EXERCISE: Your task is to find every line of the data that holds the string "unamed" and copy it.

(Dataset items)

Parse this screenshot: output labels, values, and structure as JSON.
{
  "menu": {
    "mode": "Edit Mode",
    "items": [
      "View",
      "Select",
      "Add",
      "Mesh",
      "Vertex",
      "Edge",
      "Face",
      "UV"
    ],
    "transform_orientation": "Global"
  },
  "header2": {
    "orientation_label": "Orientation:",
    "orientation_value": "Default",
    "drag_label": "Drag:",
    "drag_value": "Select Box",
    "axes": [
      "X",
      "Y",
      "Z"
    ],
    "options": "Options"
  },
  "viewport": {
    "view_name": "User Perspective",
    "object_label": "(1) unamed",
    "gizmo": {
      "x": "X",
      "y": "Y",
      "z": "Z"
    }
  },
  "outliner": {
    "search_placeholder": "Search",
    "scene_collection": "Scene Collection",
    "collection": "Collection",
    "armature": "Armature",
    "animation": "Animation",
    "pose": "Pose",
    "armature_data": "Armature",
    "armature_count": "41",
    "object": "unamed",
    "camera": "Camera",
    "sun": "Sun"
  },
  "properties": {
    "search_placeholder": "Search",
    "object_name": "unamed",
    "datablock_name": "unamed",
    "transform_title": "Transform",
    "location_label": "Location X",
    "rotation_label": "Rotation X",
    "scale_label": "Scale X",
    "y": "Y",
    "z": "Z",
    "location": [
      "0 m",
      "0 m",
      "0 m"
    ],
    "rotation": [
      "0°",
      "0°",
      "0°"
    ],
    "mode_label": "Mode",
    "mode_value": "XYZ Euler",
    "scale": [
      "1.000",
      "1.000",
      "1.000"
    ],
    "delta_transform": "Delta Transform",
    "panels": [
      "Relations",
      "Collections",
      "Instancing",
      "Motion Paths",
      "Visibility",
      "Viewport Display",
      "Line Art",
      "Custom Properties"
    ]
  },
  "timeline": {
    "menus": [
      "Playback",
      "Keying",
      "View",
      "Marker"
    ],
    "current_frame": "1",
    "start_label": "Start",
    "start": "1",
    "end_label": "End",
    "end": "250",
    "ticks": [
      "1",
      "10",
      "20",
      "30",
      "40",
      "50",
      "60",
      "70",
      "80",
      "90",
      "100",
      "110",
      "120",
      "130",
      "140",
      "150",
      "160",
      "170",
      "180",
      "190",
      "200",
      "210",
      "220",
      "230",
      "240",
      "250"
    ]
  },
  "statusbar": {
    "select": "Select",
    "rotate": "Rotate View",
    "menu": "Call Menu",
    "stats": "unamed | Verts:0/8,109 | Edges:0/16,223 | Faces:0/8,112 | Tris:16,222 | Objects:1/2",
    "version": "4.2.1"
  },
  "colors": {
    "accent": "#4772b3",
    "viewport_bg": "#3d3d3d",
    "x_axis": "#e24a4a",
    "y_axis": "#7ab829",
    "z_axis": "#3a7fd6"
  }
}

RESPONSE TO THE TASK:
    "object_label": "(1) unamed",
    "object": "unamed",
    "object_name": "unamed",
    "datablock_name": "unamed",
    "stats": "unamed | Verts:0/8,109 | Edges:0/16,223 | Faces:0/8,112 | Tris:16,222 | Objects:1/2",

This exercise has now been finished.